> _Problem statement_: Take each line in the entries below that holds "data" and show it.

(Records)

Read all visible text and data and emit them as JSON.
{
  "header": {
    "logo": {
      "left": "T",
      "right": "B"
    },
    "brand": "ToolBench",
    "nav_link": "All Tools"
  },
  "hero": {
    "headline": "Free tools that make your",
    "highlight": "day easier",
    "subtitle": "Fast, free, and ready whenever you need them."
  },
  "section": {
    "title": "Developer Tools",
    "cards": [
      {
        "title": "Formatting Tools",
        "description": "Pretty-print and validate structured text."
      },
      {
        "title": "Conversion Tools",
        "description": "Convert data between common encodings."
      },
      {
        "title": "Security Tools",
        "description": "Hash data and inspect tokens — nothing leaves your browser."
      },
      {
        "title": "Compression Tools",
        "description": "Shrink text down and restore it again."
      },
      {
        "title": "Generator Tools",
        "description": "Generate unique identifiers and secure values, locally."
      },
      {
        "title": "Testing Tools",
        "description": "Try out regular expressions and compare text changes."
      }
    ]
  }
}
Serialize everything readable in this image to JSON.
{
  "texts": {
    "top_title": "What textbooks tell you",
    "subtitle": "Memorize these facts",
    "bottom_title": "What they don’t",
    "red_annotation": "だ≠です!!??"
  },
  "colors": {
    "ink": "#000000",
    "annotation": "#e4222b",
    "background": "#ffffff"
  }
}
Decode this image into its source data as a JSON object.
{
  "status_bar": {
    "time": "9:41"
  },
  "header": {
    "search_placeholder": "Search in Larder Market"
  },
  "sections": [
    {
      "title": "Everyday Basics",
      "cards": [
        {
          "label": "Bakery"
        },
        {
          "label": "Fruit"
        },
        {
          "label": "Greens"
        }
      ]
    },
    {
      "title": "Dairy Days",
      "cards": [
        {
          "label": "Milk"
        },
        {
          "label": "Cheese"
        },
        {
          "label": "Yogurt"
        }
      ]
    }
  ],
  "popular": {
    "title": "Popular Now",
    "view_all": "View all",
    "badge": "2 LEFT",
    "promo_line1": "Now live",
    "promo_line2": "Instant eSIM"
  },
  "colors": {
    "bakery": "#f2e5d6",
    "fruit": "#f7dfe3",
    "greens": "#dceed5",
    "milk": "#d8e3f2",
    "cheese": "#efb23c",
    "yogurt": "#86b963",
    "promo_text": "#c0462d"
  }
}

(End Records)

> _Response box_:
Read all visible text and data and emit them as JSON.
        "description": "Convert data between common encodings."
        "description": "Hash data and inspect tokens — nothing leaves your browser."
Decode this image into its source data as a JSON object.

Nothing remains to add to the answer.